Mentions: The macrovascular structure of the fetal kidneys was directly assessed using vascular corrosion casting, which produced a detailed 3D representation of the major vessels in the fetal kidneys at 65 d gestation (Fig. 3A). Micro-computed tomography (micro-CT) of corrosion casts indicated no effect of maternal diet nor fetal sex on cast volume (pooled sexes, Fig. 3B) or surface area (882±156 vs. 1069±135 mm2 for control vs. low protein, respectively; P=0.40), but each was highly correlated (R2=0.97; P<0.001). In contrast, the microvascular density of the fetal kidneys (assessed indirectly by IHC staining of CD34 and VEGFA) was significantly blunted in LP-exposed vs. CP fetuses (CD34, Fig. 4; VEGFA, Fig. 5), particularly in the nephrogenic zone of the kidney. Analysis at the transcript level (qPCR) complemented the protein data with respect to blunted microvascular developmental potential in the kidney of LP-exposed fetuses (Table 5).

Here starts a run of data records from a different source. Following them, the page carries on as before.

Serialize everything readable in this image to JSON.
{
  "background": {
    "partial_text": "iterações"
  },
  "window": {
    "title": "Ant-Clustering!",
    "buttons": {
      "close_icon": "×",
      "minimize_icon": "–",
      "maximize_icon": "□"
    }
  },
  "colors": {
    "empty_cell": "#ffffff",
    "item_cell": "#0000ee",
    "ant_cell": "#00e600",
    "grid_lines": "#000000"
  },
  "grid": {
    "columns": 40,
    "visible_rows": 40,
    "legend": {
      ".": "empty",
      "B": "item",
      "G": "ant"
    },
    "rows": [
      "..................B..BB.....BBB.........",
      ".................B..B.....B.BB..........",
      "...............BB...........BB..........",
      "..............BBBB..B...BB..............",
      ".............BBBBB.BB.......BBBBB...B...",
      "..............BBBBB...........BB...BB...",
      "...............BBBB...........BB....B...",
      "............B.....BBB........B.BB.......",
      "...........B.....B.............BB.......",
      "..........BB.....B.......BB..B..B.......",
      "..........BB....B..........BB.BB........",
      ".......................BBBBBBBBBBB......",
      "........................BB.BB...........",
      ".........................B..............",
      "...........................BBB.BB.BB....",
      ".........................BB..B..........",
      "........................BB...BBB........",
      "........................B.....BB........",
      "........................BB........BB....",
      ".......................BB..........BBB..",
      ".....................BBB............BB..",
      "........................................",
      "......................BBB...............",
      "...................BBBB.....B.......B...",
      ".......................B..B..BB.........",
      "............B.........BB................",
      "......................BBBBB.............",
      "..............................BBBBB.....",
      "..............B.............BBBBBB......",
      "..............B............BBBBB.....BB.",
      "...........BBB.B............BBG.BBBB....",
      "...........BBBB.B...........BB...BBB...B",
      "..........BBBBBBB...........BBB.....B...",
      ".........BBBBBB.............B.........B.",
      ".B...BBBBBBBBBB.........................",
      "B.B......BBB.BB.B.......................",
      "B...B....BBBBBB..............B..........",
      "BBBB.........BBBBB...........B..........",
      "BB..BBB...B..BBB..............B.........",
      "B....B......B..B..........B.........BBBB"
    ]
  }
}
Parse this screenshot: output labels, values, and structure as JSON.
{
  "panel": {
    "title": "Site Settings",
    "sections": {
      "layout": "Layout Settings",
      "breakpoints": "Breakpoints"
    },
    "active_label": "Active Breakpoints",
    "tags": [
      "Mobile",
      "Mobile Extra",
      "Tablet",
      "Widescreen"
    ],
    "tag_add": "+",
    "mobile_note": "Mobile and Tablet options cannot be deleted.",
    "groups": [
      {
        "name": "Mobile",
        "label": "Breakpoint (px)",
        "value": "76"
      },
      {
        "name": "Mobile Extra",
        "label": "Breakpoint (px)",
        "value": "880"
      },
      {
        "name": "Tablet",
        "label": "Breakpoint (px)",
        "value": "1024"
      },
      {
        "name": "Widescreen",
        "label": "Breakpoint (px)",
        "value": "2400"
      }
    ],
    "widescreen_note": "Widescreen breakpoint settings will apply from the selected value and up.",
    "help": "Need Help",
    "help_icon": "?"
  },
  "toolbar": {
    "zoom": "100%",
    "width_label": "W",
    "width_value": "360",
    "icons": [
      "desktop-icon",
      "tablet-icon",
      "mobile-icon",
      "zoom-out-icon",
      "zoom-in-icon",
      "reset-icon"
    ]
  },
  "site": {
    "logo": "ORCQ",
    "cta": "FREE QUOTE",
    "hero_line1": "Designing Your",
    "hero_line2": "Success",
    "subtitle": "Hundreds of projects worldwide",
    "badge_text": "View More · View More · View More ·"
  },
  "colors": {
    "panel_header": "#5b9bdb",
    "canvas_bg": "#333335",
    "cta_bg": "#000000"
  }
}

Bottom Line: PEM had little measureable effect on maternal and fetal macronutrient balance (glucose, total protein, total amino acids, and lactate were unaffected) or on fetal growth.PEM decreased maternal and fetal urea concentration, which blunted fetal ornithine availability and affected fetal hepatic polyamine production.For the first time in a large animal model, we associated these nutritional effects with reduced micro- but not macrovascular development in the fetal kidney.

View Article: PubMed Central - PubMed

Affiliation: School of Veterinary Medicine and Science.

Show MeSH
Related in: MedlinePlus